TASK REQUIREMENTS - Below are the records; copy each line in which "progress" occurs.

Records drawn from a dataset -
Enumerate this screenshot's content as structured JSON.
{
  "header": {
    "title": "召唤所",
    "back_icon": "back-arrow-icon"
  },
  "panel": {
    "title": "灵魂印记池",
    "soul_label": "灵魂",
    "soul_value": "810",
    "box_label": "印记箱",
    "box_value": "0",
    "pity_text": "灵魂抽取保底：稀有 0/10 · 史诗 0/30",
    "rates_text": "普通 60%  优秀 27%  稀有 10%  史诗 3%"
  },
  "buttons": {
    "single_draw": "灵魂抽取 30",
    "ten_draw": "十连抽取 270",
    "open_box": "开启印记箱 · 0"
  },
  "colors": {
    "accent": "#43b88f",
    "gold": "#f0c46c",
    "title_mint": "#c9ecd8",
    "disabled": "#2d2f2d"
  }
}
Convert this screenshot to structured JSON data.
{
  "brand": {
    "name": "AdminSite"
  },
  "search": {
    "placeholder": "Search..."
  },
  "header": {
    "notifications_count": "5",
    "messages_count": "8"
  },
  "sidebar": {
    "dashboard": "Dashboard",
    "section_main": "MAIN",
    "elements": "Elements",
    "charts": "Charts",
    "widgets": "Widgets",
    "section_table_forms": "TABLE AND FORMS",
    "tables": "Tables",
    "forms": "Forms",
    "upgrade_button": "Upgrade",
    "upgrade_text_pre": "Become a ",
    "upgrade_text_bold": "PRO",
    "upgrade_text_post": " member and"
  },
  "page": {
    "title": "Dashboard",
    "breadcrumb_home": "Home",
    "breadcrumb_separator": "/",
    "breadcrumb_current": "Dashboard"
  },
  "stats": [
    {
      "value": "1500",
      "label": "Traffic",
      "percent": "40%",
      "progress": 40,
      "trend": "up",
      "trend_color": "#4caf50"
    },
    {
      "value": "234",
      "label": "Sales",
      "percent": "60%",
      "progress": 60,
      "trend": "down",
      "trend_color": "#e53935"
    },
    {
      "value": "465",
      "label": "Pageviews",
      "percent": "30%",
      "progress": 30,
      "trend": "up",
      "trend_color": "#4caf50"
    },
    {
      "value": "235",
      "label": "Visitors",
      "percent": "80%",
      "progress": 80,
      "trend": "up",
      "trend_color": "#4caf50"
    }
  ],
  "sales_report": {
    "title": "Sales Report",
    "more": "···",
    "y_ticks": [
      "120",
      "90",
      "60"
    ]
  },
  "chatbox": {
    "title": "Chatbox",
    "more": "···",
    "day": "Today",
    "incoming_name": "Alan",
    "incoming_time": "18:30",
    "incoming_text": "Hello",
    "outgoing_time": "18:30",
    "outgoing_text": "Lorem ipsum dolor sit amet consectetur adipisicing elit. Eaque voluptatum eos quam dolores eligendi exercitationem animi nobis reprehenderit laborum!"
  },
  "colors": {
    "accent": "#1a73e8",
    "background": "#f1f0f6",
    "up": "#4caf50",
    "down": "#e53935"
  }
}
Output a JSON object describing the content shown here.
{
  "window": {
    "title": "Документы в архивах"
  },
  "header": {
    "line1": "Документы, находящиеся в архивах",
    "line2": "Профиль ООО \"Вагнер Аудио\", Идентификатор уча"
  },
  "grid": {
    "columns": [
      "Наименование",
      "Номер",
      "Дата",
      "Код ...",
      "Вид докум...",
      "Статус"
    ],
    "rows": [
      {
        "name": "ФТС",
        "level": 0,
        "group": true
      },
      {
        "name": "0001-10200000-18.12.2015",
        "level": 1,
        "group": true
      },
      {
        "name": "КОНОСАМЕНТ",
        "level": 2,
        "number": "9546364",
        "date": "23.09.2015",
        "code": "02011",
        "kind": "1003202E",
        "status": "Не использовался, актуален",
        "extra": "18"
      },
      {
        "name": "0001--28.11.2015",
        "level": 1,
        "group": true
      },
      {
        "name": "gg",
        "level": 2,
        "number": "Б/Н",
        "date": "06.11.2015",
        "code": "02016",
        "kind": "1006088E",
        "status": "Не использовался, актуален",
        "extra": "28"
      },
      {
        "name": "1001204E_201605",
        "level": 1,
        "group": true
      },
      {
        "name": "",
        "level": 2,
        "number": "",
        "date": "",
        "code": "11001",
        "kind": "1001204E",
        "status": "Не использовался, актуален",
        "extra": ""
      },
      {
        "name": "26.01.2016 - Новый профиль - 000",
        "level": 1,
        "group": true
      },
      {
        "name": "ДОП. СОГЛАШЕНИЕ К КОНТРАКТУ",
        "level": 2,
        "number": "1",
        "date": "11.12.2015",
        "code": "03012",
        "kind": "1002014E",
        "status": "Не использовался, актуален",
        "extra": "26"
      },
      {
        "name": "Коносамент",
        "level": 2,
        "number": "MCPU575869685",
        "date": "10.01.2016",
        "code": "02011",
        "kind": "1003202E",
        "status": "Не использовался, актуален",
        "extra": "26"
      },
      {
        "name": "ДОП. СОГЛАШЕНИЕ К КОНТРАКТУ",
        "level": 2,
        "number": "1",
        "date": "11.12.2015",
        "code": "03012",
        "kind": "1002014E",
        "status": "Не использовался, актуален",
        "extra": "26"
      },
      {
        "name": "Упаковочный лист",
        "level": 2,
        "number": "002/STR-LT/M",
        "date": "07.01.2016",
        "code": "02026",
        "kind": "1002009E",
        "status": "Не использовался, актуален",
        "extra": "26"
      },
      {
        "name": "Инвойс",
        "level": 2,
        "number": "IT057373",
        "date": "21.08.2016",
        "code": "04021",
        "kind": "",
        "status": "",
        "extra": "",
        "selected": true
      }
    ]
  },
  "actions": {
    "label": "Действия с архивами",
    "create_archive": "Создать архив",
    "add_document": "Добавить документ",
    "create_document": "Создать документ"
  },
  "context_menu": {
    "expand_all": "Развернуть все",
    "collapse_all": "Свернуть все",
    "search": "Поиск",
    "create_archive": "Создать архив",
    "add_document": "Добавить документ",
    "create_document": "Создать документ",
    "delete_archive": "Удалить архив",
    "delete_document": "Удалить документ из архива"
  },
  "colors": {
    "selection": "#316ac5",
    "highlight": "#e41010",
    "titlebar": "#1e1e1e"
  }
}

FINAL ANSWER -
      "progress": 40,
      "progress": 60,
      "progress": 30,
      "progress": 80,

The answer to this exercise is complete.